• **Exercise directions**: Out of the records below, copy all lines in which the word "this" occurs.

===== Dataset entries =====

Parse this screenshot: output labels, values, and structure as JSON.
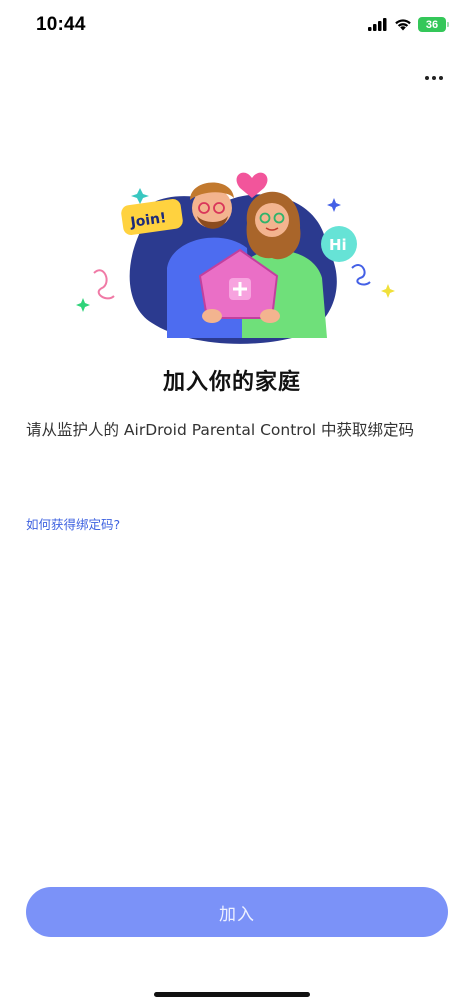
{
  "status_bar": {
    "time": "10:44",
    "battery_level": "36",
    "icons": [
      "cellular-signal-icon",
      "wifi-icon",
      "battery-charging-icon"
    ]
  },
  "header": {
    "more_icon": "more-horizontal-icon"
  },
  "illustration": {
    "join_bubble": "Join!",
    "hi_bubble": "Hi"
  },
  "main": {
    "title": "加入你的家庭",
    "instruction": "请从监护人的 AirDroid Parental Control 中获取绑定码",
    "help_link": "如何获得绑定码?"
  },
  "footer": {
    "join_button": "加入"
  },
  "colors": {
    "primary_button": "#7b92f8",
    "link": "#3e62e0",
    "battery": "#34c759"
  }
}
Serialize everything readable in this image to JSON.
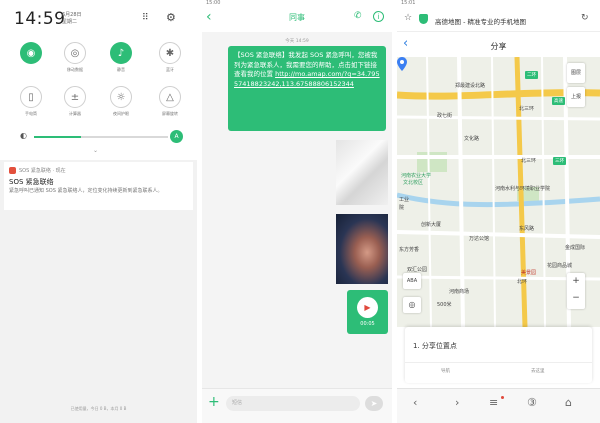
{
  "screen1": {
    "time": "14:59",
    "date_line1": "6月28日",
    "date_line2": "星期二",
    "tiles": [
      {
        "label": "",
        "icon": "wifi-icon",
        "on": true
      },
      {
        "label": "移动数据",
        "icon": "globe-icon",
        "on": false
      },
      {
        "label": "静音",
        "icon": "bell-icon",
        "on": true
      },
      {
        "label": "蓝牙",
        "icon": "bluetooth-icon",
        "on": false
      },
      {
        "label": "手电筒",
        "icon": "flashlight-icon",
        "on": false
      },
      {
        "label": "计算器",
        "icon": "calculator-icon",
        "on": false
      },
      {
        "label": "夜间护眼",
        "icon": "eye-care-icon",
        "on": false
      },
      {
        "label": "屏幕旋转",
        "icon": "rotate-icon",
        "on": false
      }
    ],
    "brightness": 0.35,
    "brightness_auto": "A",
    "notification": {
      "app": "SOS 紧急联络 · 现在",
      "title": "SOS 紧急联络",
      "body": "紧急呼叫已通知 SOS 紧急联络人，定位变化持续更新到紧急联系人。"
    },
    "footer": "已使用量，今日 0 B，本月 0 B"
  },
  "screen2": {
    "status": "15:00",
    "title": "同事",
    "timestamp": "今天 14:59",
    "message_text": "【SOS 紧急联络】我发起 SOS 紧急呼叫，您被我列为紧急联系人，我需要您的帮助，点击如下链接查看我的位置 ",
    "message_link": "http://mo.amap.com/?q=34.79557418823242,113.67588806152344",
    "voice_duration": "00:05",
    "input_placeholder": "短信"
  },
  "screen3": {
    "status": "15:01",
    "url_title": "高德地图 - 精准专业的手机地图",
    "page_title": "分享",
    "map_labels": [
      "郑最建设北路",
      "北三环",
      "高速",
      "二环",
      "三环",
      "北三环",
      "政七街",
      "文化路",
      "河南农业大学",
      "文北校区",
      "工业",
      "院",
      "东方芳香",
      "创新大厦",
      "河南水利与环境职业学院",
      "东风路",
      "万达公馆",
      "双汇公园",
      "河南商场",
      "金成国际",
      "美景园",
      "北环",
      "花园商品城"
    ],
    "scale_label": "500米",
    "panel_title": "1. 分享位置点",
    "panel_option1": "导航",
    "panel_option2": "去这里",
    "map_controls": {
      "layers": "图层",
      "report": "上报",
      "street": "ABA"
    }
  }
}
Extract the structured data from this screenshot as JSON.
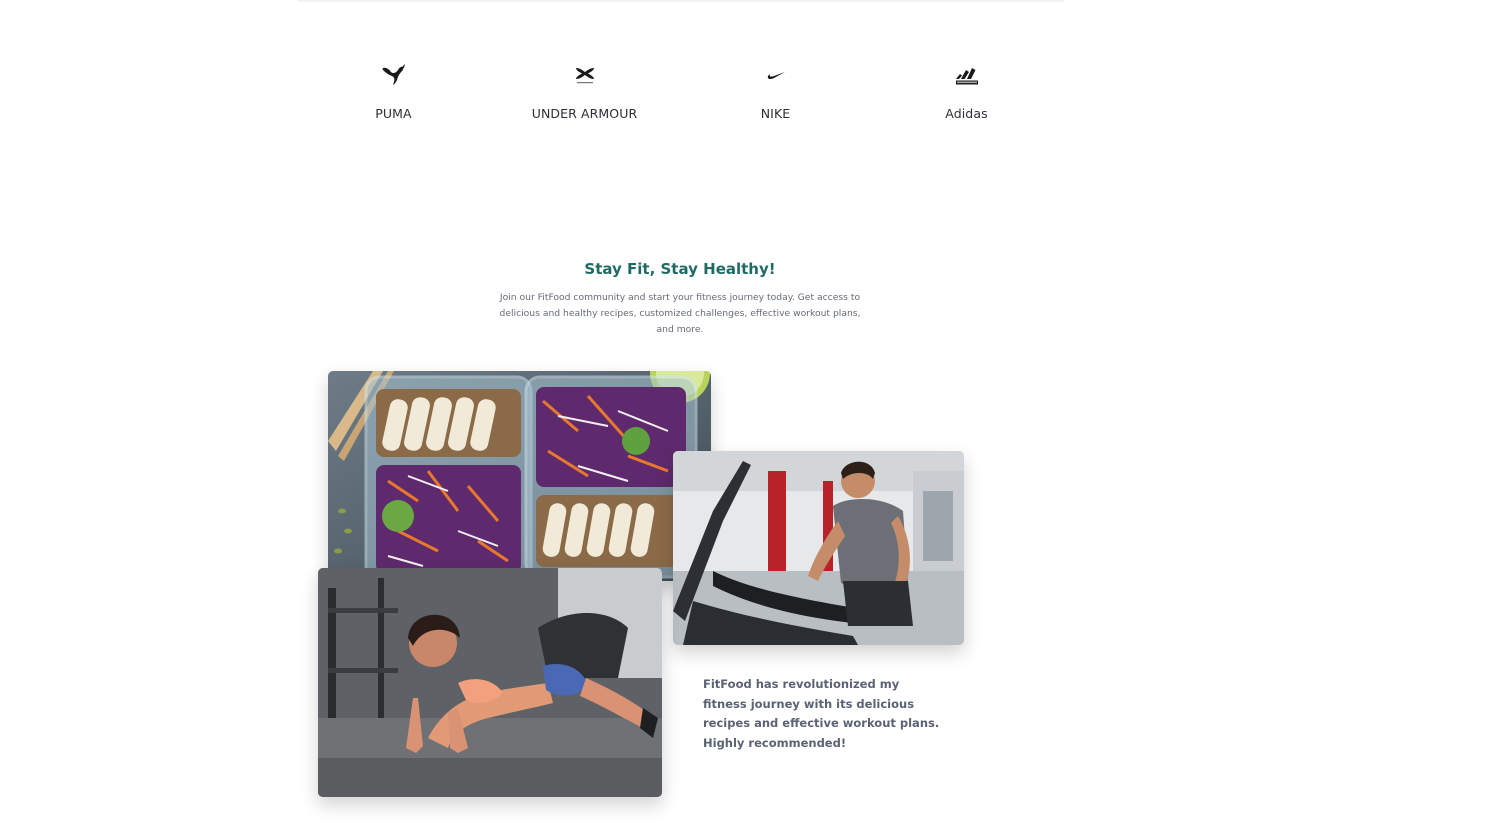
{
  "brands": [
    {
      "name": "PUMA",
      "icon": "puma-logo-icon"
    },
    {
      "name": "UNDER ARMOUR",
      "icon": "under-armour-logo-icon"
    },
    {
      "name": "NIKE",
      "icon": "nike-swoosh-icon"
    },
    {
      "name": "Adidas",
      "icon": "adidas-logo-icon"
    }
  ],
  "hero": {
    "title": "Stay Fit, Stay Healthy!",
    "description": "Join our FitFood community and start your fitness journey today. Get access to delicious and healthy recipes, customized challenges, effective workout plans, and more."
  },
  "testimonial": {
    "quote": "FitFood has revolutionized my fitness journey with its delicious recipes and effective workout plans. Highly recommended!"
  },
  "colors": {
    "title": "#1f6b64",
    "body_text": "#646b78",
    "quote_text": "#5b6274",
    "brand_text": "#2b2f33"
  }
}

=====
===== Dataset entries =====

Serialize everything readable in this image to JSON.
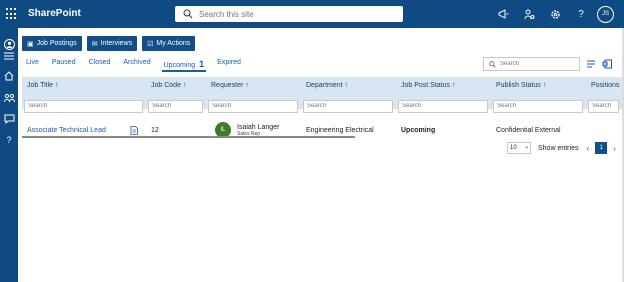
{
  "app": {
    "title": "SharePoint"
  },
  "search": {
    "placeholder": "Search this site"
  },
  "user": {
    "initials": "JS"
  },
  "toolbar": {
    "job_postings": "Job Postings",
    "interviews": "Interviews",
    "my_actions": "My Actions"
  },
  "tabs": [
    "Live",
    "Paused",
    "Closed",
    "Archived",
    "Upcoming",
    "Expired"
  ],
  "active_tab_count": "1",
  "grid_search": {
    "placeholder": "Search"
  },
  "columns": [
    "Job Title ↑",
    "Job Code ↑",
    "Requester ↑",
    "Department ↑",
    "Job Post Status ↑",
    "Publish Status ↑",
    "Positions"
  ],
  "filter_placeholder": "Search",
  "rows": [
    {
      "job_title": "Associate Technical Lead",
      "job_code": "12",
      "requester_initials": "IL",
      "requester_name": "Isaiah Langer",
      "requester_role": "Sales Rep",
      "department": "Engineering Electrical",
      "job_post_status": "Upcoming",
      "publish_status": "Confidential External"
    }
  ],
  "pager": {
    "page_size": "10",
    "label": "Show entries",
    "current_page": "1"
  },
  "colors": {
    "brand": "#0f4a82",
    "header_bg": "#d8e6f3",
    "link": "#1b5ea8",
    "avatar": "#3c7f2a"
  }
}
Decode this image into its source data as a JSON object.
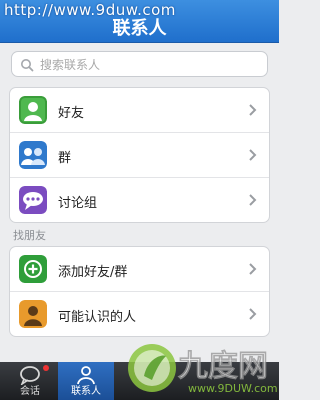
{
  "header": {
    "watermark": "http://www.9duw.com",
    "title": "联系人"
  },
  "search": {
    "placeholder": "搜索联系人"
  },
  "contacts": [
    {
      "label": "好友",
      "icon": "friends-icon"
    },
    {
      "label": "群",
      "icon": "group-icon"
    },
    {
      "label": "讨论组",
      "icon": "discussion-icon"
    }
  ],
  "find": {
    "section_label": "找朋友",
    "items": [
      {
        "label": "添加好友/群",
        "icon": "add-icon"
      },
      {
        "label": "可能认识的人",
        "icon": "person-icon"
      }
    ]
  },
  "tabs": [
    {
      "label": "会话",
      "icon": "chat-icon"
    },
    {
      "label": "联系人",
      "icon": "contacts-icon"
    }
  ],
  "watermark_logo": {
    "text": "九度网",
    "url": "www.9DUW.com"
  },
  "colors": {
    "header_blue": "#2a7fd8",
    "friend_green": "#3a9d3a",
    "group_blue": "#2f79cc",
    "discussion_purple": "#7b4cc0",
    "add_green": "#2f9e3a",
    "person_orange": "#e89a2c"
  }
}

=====
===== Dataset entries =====

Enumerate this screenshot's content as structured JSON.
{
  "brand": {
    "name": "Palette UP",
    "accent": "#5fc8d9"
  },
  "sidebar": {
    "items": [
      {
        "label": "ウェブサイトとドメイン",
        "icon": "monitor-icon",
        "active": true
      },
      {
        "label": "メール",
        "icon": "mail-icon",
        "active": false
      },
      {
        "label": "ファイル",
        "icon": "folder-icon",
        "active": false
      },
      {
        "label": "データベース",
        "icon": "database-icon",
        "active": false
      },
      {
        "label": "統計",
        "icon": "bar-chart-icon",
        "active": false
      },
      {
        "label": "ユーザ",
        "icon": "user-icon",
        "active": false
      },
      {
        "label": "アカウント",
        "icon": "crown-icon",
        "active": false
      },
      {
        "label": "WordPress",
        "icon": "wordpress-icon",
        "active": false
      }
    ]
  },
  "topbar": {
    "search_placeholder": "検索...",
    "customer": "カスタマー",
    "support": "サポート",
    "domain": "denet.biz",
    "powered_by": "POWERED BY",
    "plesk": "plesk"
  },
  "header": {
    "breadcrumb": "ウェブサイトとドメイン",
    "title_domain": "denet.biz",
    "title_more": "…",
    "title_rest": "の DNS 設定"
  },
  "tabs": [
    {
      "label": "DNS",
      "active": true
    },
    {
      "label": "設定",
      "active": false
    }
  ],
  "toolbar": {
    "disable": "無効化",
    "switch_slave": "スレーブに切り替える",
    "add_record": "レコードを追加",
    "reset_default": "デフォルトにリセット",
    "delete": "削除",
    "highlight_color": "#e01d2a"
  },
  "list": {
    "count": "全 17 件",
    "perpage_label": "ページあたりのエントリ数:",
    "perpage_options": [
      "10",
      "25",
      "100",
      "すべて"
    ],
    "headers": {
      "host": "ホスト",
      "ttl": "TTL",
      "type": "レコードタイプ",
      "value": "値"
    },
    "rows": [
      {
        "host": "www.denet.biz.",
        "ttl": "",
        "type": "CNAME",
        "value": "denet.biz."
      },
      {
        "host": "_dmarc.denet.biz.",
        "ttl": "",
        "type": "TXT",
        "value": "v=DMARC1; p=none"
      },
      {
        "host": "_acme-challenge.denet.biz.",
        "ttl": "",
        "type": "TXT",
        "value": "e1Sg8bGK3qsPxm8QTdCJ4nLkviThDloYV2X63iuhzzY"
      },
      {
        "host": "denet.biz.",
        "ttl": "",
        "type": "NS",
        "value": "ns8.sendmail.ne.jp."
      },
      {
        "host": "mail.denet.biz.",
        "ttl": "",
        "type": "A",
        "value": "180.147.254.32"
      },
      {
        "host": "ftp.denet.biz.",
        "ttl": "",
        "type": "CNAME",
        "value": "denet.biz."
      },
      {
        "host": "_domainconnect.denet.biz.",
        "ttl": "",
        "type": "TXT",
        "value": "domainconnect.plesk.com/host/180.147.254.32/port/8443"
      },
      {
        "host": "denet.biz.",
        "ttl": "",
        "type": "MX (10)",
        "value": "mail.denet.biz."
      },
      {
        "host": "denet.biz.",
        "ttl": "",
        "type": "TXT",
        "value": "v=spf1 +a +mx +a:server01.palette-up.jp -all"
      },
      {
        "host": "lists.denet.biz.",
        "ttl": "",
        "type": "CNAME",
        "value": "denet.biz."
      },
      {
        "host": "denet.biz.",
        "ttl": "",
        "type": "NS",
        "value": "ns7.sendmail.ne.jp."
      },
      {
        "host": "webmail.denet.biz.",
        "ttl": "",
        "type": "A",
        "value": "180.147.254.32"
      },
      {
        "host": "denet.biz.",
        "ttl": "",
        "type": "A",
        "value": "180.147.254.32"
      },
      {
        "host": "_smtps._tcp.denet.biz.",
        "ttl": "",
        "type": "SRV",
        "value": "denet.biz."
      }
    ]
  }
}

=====

• **Answer section**:
Parse this screenshot: output labels, values, and structure as JSON.
Serialize everything readable in this image to JSON.
Extract the structured data from this screenshot as JSON.
Serialize everything readable in this image to JSON.
    "placeholder": "Search this site"
Decode this image into its source data as a JSON object.
Enumerate this screenshot's content as structured JSON.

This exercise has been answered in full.